[INPUT DATA — start]

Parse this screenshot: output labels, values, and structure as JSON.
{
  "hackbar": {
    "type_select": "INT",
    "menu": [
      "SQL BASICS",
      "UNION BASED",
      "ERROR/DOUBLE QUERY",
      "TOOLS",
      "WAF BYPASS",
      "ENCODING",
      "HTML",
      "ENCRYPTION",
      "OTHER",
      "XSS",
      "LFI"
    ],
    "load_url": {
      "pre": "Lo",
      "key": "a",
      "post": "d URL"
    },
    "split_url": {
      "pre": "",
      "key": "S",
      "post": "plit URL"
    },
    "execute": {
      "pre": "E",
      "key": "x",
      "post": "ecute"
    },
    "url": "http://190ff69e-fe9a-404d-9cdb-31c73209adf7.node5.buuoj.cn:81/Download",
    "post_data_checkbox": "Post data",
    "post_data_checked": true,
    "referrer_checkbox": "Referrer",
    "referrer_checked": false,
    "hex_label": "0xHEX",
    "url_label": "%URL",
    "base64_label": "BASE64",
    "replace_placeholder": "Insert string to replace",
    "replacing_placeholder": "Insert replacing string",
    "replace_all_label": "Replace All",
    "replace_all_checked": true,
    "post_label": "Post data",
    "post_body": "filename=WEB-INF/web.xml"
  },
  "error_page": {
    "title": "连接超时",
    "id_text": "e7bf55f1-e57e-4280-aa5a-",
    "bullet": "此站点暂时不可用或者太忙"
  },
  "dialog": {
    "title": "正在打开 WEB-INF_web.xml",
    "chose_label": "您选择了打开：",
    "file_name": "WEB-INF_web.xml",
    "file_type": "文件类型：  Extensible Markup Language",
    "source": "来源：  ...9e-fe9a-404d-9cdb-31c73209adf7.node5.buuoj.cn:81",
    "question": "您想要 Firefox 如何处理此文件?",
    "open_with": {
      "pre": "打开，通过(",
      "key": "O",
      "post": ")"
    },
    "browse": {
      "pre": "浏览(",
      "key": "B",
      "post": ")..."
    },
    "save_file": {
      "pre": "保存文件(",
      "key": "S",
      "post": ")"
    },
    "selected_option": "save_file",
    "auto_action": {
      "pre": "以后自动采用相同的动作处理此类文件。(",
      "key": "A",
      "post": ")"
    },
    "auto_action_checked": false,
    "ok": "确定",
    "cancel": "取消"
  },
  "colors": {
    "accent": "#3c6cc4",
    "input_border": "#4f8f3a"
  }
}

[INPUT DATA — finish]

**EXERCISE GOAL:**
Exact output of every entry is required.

**SOLUTION FOR THIS PROBLEM:**
Parse this screenshot: output labels, values, and structure as JSON.
{
  "hackbar": {
    "type_select": "INT",
    "menu": [
      "SQL BASICS",
      "UNION BASED",
      "ERROR/DOUBLE QUERY",
      "TOOLS",
      "WAF BYPASS",
      "ENCODING",
      "HTML",
      "ENCRYPTION",
      "OTHER",
      "XSS",
      "LFI"
    ],
    "load_url": {
      "pre": "Lo",
      "key": "a",
      "post": "d URL"
    },
    "split_url": {
      "pre": "",
      "key": "S",
      "post": "plit URL"
    },
    "execute": {
      "pre": "E",
      "key": "x",
      "post": "ecute"
    },
    "url": "http://190ff69e-fe9a-404d-9cdb-31c73209adf7.node5.buuoj.cn:81/Download",
    "post_data_checkbox": "Post data",
    "post_data_checked": true,
    "referrer_checkbox": "Referrer",
    "referrer_checked": false,
    "hex_label": "0xHEX",
    "url_label": "%URL",
    "base64_label": "BASE64",
    "replace_placeholder": "Insert string to replace",
    "replacing_placeholder": "Insert replacing string",
    "replace_all_label": "Replace All",
    "replace_all_checked": true,
    "post_label": "Post data",
    "post_body": "filename=WEB-INF/web.xml"
  },
  "error_page": {
    "title": "连接超时",
    "id_text": "e7bf55f1-e57e-4280-aa5a-",
    "bullet": "此站点暂时不可用或者太忙"
  },
  "dialog": {
    "title": "正在打开 WEB-INF_web.xml",
    "chose_label": "您选择了打开：",
    "file_name": "WEB-INF_web.xml",
    "file_type": "文件类型：  Extensible Markup Language",
    "source": "来源：  ...9e-fe9a-404d-9cdb-31c73209adf7.node5.buuoj.cn:81",
    "question": "您想要 Firefox 如何处理此文件?",
    "open_with": {
      "pre": "打开，通过(",
      "key": "O",
      "post": ")"
    },
    "browse": {
      "pre": "浏览(",
      "key": "B",
      "post": ")..."
    },
    "save_file": {
      "pre": "保存文件(",
      "key": "S",
      "post": ")"
    },
    "selected_option": "save_file",
    "auto_action": {
      "pre": "以后自动采用相同的动作处理此类文件。(",
      "key": "A",
      "post": ")"
    },
    "auto_action_checked": false,
    "ok": "确定",
    "cancel": "取消"
  },
  "colors": {
    "accent": "#3c6cc4",
    "input_border": "#4f8f3a"
  }
}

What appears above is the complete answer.